:: EXERCISE INSTRUCTIONS ::
Whenever a line contains the string "Event", copy it out of the entries.

:: DATA FOR ANALYSIS ::
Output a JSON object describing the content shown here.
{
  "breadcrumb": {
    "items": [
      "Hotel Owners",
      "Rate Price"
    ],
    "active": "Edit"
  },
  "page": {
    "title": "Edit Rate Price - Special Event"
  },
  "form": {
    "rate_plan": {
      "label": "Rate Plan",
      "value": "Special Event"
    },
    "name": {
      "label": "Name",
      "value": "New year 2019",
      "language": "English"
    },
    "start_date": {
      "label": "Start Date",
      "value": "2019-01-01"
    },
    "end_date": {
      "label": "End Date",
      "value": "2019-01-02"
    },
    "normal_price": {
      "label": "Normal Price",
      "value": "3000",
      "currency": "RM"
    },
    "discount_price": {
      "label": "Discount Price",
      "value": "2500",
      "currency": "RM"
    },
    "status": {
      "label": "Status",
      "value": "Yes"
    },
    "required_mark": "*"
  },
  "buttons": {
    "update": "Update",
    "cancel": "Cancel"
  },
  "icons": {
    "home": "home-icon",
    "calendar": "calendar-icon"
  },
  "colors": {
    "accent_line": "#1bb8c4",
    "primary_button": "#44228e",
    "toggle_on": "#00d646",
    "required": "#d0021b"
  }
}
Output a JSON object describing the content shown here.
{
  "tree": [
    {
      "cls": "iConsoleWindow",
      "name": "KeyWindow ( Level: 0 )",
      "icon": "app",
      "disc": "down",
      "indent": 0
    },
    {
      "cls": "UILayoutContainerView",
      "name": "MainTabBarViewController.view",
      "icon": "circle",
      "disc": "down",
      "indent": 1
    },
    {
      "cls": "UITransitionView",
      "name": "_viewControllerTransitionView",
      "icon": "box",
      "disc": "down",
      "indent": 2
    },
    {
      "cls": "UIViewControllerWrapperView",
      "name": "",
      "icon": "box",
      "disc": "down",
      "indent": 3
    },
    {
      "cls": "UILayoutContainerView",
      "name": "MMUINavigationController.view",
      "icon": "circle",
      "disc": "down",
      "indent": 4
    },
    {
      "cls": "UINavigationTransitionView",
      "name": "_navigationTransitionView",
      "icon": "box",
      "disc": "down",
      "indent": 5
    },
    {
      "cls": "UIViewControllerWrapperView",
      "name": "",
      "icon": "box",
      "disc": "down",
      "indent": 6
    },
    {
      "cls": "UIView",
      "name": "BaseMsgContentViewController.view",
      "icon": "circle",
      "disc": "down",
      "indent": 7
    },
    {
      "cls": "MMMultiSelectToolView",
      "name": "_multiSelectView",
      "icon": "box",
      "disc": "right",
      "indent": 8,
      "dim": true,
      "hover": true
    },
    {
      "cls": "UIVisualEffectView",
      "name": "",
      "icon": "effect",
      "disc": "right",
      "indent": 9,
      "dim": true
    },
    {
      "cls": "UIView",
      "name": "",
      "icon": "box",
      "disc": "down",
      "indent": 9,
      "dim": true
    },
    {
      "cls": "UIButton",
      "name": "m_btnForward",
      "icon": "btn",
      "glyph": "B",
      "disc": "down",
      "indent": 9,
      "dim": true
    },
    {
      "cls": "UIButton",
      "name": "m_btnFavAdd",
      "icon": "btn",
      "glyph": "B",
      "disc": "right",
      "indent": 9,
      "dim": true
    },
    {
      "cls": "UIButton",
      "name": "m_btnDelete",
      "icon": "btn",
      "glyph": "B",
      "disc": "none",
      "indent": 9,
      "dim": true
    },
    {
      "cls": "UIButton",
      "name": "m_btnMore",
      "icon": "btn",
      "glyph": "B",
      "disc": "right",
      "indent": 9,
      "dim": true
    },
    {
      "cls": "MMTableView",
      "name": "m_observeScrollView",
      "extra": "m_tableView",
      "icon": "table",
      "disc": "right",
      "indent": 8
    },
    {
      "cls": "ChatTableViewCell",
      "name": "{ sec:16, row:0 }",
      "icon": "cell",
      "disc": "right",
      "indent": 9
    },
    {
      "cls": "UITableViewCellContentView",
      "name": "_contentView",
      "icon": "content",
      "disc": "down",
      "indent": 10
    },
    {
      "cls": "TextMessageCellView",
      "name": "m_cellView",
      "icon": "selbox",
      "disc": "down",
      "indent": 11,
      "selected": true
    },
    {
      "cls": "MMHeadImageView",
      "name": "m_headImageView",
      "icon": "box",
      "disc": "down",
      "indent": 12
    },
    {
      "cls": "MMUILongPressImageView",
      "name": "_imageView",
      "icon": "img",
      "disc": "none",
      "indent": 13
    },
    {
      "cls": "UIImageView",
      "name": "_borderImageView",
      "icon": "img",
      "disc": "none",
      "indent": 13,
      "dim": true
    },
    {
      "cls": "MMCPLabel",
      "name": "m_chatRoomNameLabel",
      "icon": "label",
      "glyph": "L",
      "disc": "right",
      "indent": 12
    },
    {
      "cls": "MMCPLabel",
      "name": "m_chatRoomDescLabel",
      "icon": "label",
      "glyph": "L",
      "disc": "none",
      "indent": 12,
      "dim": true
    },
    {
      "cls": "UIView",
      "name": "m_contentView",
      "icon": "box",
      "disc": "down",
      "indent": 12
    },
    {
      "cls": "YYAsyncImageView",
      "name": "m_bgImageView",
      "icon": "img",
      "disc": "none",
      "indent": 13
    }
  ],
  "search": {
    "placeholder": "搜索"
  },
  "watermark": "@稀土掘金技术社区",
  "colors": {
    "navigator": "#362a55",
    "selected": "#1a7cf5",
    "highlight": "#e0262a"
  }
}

:: WRITTEN SOLUTION ::
    "title": "Edit Rate Price - Special Event"
      "value": "Special Event"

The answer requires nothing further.